Standard & Poor’s gave the U.S. a vote of poor confidence in its ability to deal with large budget deficits and rising government debt, cutting the American credit outlook from stable to negative. S&P affirmed that the U.S. still has an AAA long-term credit rating, but S&P credit analyst Nikola G. Swann warned that the chances it could be lowered in the next two years are now at least one in three, if not higher. “More than two years after the beginning of the recent crisis, U.S. policy makers have still not agreed on how to reverse recent fiscal deterioration or address longer-term fiscal pressures,” Swann told The Wall Street Journal. The news caused U.S. currency to fall for a third day versus the yen. Stocks likewise sank the lowest they had in a month, and gold rose to a record high. But before anyone cues the locusts, Alan Ruskin, global head of Group of 10 foreign-exchange strategy at Deutsche Bank in New York, told Businessweek he thinks the warning might be just what the U.S. needs.
Guess Ruskin wasn’t worried about the part where the S&P also predicted budget differences between Democrats and Republicans may delay a proposal to address concerns until after the 2012 elections.
S&P Cuts U.S. Ratings Outlook to Negative [WSJ]
Stocks Sink on U.S. Credit Outlook [Bloomberg]

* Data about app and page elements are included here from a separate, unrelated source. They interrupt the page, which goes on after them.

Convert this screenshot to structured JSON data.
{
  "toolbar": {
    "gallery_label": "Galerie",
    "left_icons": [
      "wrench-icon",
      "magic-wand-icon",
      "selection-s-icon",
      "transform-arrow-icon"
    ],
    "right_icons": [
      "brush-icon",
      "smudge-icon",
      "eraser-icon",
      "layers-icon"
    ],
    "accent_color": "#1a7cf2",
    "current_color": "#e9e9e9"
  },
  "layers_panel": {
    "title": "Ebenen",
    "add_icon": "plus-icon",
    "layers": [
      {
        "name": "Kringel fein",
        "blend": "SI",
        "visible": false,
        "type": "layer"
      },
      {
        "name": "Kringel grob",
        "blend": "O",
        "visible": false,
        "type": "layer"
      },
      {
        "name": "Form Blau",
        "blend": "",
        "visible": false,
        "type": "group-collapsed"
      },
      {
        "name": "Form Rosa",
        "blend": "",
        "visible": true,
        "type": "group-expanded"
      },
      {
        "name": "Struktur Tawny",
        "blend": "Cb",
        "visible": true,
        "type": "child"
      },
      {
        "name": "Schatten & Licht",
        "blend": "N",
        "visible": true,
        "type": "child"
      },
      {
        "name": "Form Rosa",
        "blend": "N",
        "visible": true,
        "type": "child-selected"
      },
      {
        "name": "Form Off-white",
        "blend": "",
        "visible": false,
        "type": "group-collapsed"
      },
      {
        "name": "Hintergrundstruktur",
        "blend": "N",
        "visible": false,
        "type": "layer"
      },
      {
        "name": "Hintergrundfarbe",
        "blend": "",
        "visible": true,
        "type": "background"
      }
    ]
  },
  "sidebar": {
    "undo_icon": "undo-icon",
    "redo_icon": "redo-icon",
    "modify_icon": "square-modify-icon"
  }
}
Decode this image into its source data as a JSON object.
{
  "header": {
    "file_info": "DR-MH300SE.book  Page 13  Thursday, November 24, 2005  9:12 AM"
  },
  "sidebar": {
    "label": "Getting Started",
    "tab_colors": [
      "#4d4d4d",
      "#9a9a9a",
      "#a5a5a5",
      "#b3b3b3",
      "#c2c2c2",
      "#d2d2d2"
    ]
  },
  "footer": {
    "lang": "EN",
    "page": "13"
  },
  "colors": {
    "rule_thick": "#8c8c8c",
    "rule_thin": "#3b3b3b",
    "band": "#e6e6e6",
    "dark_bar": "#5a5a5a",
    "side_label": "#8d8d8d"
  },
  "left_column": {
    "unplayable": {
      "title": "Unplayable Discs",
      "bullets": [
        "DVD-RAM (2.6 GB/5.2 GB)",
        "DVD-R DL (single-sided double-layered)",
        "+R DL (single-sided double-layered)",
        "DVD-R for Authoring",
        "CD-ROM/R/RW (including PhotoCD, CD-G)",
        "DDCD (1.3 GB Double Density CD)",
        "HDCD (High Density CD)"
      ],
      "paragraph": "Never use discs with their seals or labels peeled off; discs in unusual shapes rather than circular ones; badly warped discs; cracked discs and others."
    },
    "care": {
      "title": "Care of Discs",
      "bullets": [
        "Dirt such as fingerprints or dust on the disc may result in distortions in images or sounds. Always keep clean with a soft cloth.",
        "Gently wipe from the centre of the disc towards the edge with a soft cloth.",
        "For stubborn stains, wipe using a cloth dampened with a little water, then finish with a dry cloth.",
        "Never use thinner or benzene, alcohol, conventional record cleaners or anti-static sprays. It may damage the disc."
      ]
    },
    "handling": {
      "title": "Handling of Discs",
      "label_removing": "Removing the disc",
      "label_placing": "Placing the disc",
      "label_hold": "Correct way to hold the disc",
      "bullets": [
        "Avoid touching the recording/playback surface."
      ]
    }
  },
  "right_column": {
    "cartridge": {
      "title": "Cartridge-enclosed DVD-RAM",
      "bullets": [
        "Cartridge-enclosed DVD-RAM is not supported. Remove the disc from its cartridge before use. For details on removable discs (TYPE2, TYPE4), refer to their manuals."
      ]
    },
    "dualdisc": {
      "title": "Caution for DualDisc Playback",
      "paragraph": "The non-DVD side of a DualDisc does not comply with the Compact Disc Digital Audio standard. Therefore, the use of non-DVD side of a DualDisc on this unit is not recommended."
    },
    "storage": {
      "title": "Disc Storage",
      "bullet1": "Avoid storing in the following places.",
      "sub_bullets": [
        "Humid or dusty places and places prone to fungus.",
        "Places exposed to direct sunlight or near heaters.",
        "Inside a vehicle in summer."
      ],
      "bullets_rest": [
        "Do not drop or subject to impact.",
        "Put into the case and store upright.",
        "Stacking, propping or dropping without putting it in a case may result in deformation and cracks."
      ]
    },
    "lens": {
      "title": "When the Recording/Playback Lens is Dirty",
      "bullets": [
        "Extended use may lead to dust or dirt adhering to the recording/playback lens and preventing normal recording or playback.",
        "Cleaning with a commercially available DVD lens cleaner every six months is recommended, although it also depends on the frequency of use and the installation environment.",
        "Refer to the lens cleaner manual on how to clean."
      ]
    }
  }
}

Dollar Drops Versus Yen to Lowest in April as S&P Lowers Outlook [Businessweek via Dealbreaker]